Sentinel Pest Network workshops serve to increase the awareness and early detection of a set of particularly important invasive species to help prevent their spread into Texas or their further spread within Texas. Participants learn to identify species such as the Emerald Ash Borer, Cactus Moth, Asian Longhorned Beetle, and other pests of regulatory significance, and to report them. The workshop is 3.5 hours long.

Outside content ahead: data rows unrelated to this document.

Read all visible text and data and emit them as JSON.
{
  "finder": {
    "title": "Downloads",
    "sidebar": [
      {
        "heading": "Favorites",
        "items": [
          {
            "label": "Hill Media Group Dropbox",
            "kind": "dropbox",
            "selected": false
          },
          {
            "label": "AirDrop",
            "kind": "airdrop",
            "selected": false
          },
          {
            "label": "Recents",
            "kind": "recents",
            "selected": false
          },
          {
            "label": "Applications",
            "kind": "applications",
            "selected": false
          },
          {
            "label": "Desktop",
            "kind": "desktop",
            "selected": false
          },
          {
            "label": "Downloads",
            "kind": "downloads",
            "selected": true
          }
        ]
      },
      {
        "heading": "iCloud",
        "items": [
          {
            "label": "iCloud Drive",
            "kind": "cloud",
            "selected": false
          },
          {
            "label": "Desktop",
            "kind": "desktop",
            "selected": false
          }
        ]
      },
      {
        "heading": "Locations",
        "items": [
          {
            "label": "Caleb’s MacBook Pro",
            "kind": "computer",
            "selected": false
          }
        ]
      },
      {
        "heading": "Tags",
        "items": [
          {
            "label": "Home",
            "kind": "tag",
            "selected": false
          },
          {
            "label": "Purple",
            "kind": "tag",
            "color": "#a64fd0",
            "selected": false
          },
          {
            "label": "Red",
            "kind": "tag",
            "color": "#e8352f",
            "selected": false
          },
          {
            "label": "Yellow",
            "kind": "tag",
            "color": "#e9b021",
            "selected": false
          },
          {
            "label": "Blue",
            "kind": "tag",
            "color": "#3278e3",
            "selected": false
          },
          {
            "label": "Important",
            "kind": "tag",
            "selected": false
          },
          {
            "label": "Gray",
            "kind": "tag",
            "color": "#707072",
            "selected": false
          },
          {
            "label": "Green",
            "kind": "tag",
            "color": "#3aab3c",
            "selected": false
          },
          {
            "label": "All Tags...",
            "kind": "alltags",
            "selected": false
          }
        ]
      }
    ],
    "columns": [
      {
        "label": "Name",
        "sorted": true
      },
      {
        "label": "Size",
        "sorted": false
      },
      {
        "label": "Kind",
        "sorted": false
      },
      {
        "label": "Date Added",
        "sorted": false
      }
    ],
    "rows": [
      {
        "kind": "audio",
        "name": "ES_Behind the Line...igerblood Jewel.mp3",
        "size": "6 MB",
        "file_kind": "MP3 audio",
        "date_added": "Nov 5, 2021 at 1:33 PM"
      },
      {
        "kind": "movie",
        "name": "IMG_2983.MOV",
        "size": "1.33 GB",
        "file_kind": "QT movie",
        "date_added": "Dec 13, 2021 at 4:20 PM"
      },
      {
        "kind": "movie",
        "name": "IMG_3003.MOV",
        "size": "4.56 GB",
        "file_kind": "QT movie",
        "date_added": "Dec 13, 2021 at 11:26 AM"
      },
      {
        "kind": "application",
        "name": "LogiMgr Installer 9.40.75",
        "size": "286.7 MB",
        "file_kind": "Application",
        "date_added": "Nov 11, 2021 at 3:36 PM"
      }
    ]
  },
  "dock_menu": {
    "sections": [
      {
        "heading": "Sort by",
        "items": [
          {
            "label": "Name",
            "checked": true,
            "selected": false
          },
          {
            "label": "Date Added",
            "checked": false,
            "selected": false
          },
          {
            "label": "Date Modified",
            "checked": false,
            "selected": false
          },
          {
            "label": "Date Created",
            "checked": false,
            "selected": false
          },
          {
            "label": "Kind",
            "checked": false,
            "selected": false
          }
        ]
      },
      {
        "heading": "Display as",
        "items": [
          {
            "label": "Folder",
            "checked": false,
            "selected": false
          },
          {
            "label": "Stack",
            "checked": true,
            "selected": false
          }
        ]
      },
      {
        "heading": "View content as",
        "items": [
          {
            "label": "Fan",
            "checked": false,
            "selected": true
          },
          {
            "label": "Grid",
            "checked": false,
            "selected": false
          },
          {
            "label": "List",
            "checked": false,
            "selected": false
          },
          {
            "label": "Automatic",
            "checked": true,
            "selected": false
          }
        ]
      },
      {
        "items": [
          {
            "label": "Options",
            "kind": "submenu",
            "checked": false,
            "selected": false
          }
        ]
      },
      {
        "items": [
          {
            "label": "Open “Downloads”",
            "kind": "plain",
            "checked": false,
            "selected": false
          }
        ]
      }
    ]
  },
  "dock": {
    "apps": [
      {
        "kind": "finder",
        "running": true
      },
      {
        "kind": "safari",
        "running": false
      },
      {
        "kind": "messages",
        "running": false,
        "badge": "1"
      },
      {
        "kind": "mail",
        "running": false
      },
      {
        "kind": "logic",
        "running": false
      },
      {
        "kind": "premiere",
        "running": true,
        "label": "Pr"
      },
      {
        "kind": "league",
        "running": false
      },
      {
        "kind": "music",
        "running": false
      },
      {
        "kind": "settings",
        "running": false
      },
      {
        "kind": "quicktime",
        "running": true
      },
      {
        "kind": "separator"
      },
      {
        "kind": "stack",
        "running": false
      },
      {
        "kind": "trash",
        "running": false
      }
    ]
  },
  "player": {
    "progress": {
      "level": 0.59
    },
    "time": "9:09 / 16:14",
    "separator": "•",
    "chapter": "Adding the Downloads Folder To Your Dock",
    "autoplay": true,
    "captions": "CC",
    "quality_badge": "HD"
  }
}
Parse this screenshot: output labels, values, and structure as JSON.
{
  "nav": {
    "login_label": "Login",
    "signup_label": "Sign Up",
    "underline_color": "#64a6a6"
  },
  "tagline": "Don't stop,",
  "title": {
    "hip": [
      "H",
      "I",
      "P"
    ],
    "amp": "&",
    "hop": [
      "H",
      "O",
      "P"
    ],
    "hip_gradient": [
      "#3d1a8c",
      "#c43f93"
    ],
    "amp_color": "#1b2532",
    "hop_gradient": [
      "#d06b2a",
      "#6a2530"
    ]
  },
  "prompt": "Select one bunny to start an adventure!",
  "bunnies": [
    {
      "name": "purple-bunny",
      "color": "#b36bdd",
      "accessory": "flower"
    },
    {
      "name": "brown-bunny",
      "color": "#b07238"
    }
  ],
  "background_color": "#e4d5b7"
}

The workshop satisfies Master Naturalist training requirements.

Upcoming Workshops:

Invasive Species Presentation, Kyle Garden Club
January 9th, 2024
Time: 10:00-11:30 am
Kyle Methodist Church
Contact: Glenda Conley (glendafconley@gmail.com)

Meeting with Galveston Bay Estuary Program Council
Discussion with local partners and entities to show what Texas Invasives provides and how we can support one another’s programs in the future.
January 17th, 2024
Time: 9:30am-12:30pm
Harris-Galveston Subsidence, District, Friendswood, TX

Citizen Scientist Training, Woodlands Invasive Species Task Force
February 17th, 2024
Time: 8:30-12:30pm
Woodlands Emergency Training Center, 16135 Interstate 45 S, Conroe, TX 77385 Contact: Terrilyn MacArthur (TMacArthur@thewoodlandstownship-tx.gov)

Invasive Species Presentation, Burnet Master Gardeners
February 28th, 2024
Time: 12:30-2:30pm
Marble Falls, TX
Contact: Joan Altobelli

CITRUS WORKSHOPS: Stay tuned for upcoming 2023 virtual weekend presentations about Citrus diseases and FREE testing we offer at Texas Invasive Species Institute.